Wellington, New Zealand
If you live in Wellington, we can almost guarantee that you have eaten bread from Arobake. Max, founder and master baker, discusses the creativity that exists in the balance of exactness and freedom in baking.
Arobake has been a staple of the community since 1989. During our time in New Zealand, people we met told us a few consistent things about this spot. People around Wellington drive across town to the shop and get their bread directly from the source. And, when a cafe has Arobake pastries, you know its high quality. Treats from this spot set the bar high in a city where cafes and coffee rule.
We were excited to learn about the story behind the iconic bakery from Master-baker and founder, Max Fuhrer. Early on a Tuesday morning, we walked down to Aro Valley, not far from the famous Holloway Road and into the unassuming bakery. Sitting on the patio with a cappuccino and pastry in front of each of us, we spent the morning chatting casually about Max's interest in baking, his training, and the inspiration he finds from the constraints of a recipe.
When Arobake got started in 1989, just across the street from where the bakery is today, there "was no branding ... we had these self serve cabinets that we taped closed because we didn't want people to self serve." He seemed almost shocked by the success but despite what may it looked like from the outside, word got out, and the product sold itself.
Max, born and raised in New Zealand, grew up enjoying the traditional cooking of his German mother and Swiss father. Family continues to be is very important to Max. A father to six, he lives right behind the bakery so that he can scoot back for lunch to visit with his younger kids. The older kids have all spend time working at the bakery and one of his sons now looks after the day bakery.
As a kid himself, at 13, Max and his family travelled to Europe. He remembers that it was there that he first got the idea to be a baker. Yes, at just 13 years old, he knew his calling. After high school, he started an apprenticeship with a baker in Johnsonville, further igniting his passion. After completing his hours, he studied at a trade school in Zurich and credits the time he spend there for his work ethic and attention to detail.
Max’s relaxed New Zealand training, mixed with the discipline he acquired in Switzerland seem to be a powerful combination. The delicate balance of exactness and constraints fuels the creativity in his baking.
"One leads to another. If you're in a regimented thing and everything is organized, it frees you up to be creative … it's like scales musicians do. I know the basic formula for a loaf of break: X amount of water and X amount of flour, but then you can add different things to it or you can change the fermentation process to enhance the flavor. You have those basics and you can quite easily write a bread recipe. I just made a bread with chocolate and brandy fig. It's quite crazy, when you toast it, the smell! We’re always trying to do different things."

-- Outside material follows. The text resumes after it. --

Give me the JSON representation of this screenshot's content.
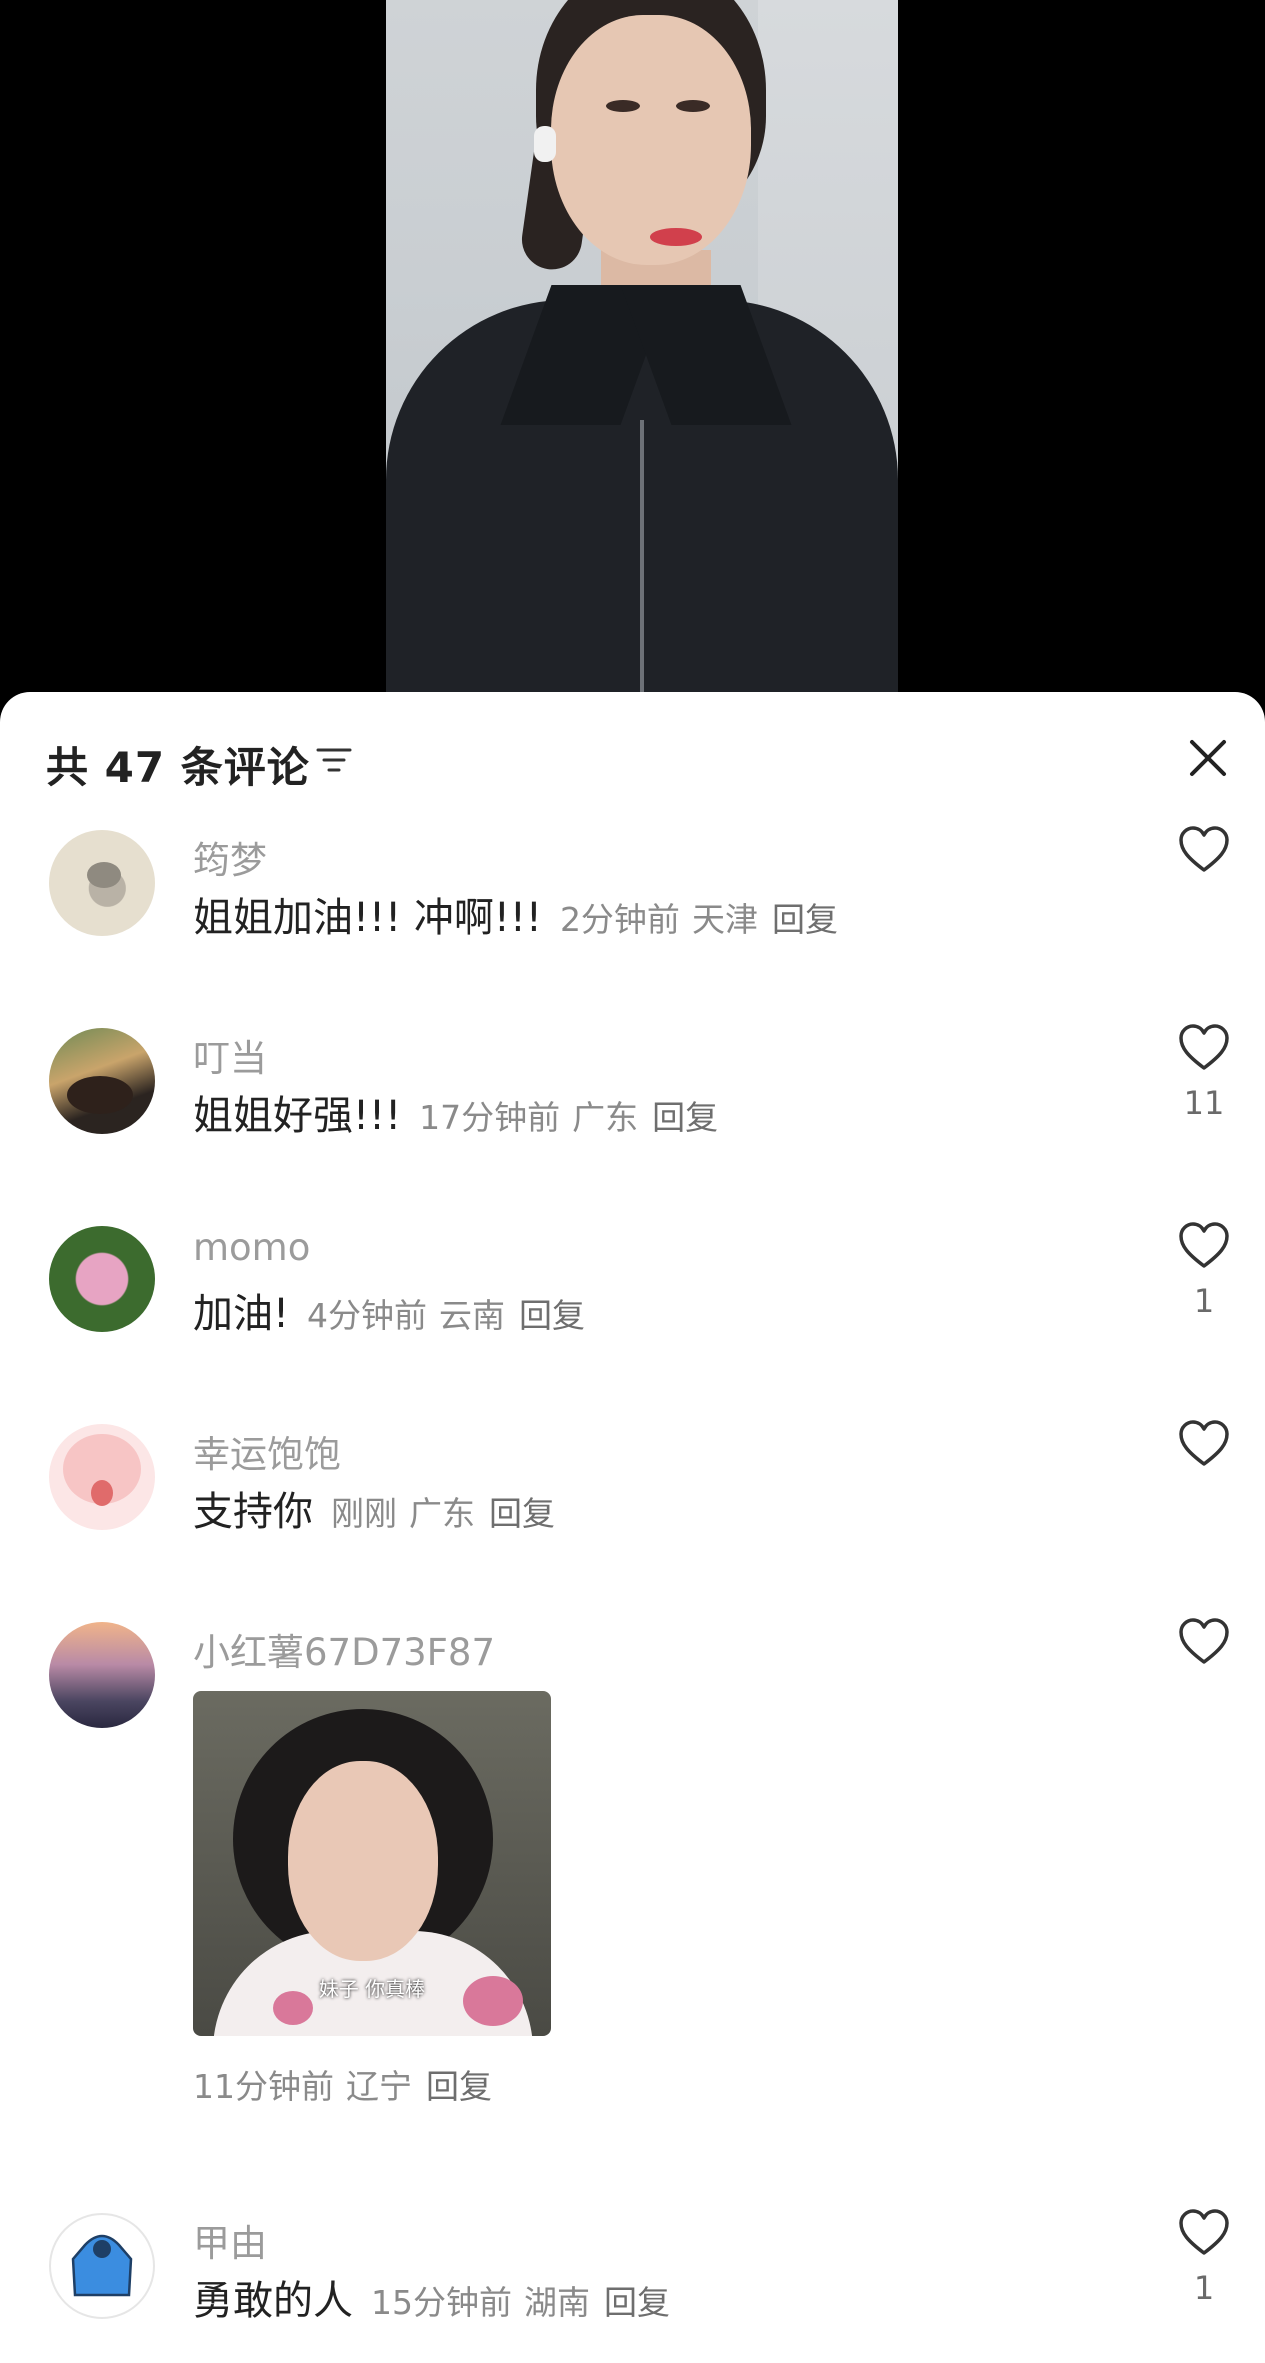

While experimentation is important, he also made sure to clarify the importance of consistency, particularly in bread-making. “For the bakers, we expect it to be done one way. So we sell to cafes and bakeries around the city, so consistency is key." One of the challenges came as the bakery grew and he had to hire more staff. "Letting things go was hard at the beginning, but you're better off investing in people." Today, Max feels more "like a businessman now," and spend much of his time mentoring his team.

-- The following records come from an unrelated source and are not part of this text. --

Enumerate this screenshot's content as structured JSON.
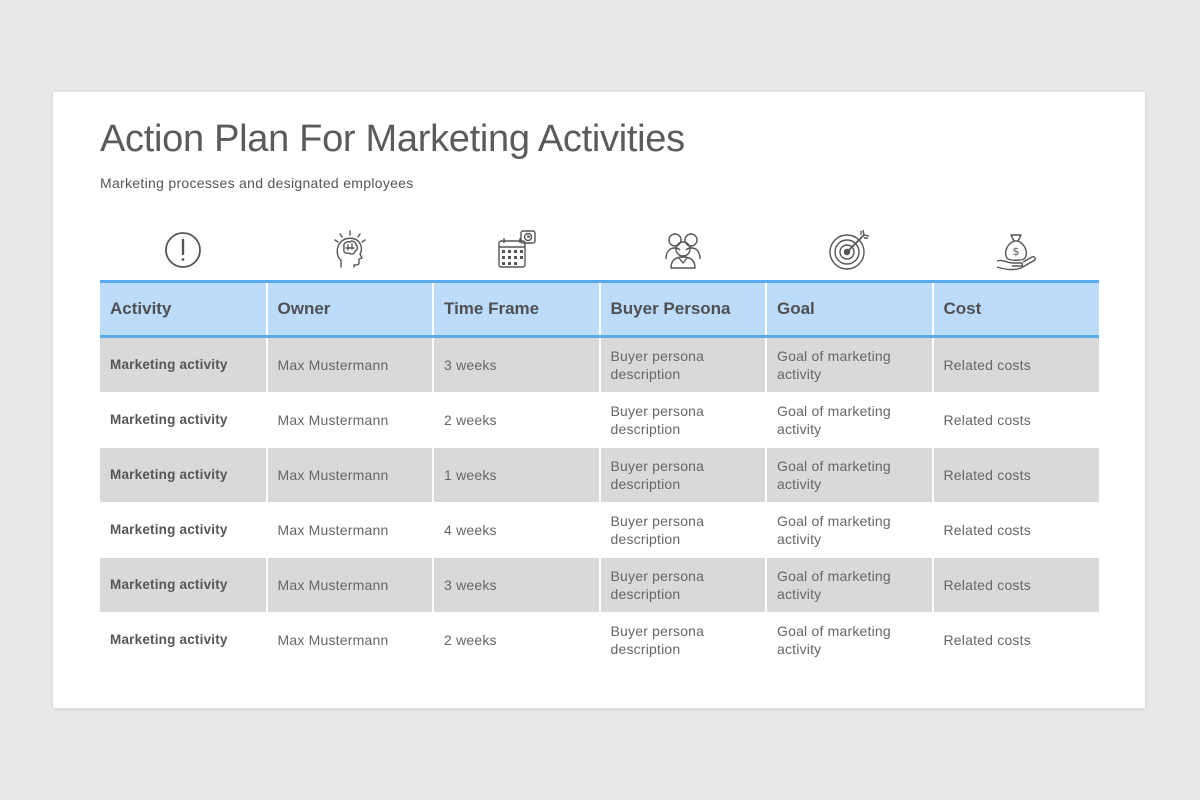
{
  "slide": {
    "title": "Action Plan For Marketing Activities",
    "subtitle": "Marketing processes and designated employees"
  },
  "icons": [
    {
      "name": "exclamation-circle-icon"
    },
    {
      "name": "brain-head-icon"
    },
    {
      "name": "calendar-clock-icon"
    },
    {
      "name": "people-group-icon"
    },
    {
      "name": "target-arrow-icon"
    },
    {
      "name": "money-bag-hand-icon"
    }
  ],
  "colors": {
    "header_bg": "#bcdcfa",
    "header_border": "#5aaaf0",
    "row_alt_bg": "#d9d9d9",
    "text": "#5a5b5d"
  },
  "table": {
    "headers": [
      "Activity",
      "Owner",
      "Time Frame",
      "Buyer Persona",
      "Goal",
      "Cost"
    ],
    "rows": [
      [
        "Marketing activity",
        "Max Mustermann",
        "3 weeks",
        "Buyer persona description",
        "Goal of marketing activity",
        "Related costs"
      ],
      [
        "Marketing activity",
        "Max Mustermann",
        "2 weeks",
        "Buyer persona description",
        "Goal of marketing activity",
        "Related costs"
      ],
      [
        "Marketing activity",
        "Max Mustermann",
        "1 weeks",
        "Buyer persona description",
        "Goal of marketing activity",
        "Related costs"
      ],
      [
        "Marketing activity",
        "Max Mustermann",
        "4 weeks",
        "Buyer persona description",
        "Goal of marketing activity",
        "Related costs"
      ],
      [
        "Marketing activity",
        "Max Mustermann",
        "3 weeks",
        "Buyer persona description",
        "Goal of marketing activity",
        "Related costs"
      ],
      [
        "Marketing activity",
        "Max Mustermann",
        "2 weeks",
        "Buyer persona description",
        "Goal of marketing activity",
        "Related costs"
      ]
    ]
  }
}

Now, if you haven’t already, go grab a cup of coffee and a pastry from this divine mecca of carbs.